The auxiliary role is the formal relationship a National Society has with its government to provide humanitarian services, and it needs to be recognised in a country’s laws.
Often known as a Red Cross or Red Crescent law, it sets out what the National Society’s humanitarian role is, and it ensures the government respects the Fundamental Principles of the Red Cross and Red Crescent Movement.
IFRC Disaster Law works with National Societies to ensure their auxiliary role is strengthened in domestic law through extensive engagement advocacy and training.
Isabelle Granger, IFRC Disaster Law and Auxiliary Role Global Lead says through a strong auxiliary role established in law, a National Society can not only have its humanitarian mandate recognised but can also have specific roles and rights across sectors like disaster management, health and migration.
"For a National Society, this could be a seat on a government committee, or a certain role, for example, responsible for providing temporary shelter and distribution of aid during an emergency. Legal rights might mean a tax exemption for humanitarian aid or expedited customs clearance.
“Importantly, these legal provisions enhance the operation of a National Society, improving how they help people in need.”
As well as ensuring a National Societies role in a country's laws, IFRC in partnership with National Societies is well-positioned to advocate for and provide technical support to strengthen a country’s wider laws, policies and plans relating to climate change, and disaster risk management and emergency response.

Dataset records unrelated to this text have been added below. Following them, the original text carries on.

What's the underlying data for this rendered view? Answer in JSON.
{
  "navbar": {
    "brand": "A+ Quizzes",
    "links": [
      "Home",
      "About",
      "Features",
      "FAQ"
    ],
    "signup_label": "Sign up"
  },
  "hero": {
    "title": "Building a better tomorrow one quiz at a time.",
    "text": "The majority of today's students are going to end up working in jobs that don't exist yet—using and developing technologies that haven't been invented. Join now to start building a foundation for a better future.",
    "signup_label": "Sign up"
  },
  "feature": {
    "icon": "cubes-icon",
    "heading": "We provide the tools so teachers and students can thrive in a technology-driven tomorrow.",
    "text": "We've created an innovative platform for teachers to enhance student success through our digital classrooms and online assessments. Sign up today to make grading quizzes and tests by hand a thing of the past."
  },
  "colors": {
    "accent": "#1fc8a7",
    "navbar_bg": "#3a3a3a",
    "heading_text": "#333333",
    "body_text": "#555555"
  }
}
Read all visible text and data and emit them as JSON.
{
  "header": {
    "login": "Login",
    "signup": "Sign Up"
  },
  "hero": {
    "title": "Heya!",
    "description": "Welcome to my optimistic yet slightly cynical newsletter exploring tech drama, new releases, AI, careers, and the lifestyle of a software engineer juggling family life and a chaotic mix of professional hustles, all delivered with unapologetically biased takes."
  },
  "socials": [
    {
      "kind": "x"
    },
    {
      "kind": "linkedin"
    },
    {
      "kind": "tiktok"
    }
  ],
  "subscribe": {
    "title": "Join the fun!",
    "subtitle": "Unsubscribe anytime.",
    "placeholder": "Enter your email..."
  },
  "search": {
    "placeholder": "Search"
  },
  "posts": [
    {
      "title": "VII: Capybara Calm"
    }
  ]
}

IFRC’s Guide to Strengthening the Auxiliary Role through Law and Policy provides practical guidance to National Societies on how to strengthen their auxiliary role through domestic law, policies, plans and agreements. Download the Guide here.
Case studies: National Society advocacy for a strengthened auxiliary role
In Argentina, under a new governing board, the Argentine Red Cross engaged in an analysis of its auxiliary role and designed an action plan to enhance its capacities as a National Society, click here for the full case study.
In Mongolia, through smart and strong advocacy, Mongolia Red Cross worked with national authorities to develop a new Red Cross law and also helped strengthen and renew national disaster laws. Click here for the full case study.
In Pakistan, the Pakistan Red Crescent has been active for more than seventy years but a misunderstanding about its legal basis and auxiliary role led to restrictions in its operations. This was remedied through strong National Society advocacy. Read the full case study here.
For more information and resources on the auxiliary role click here.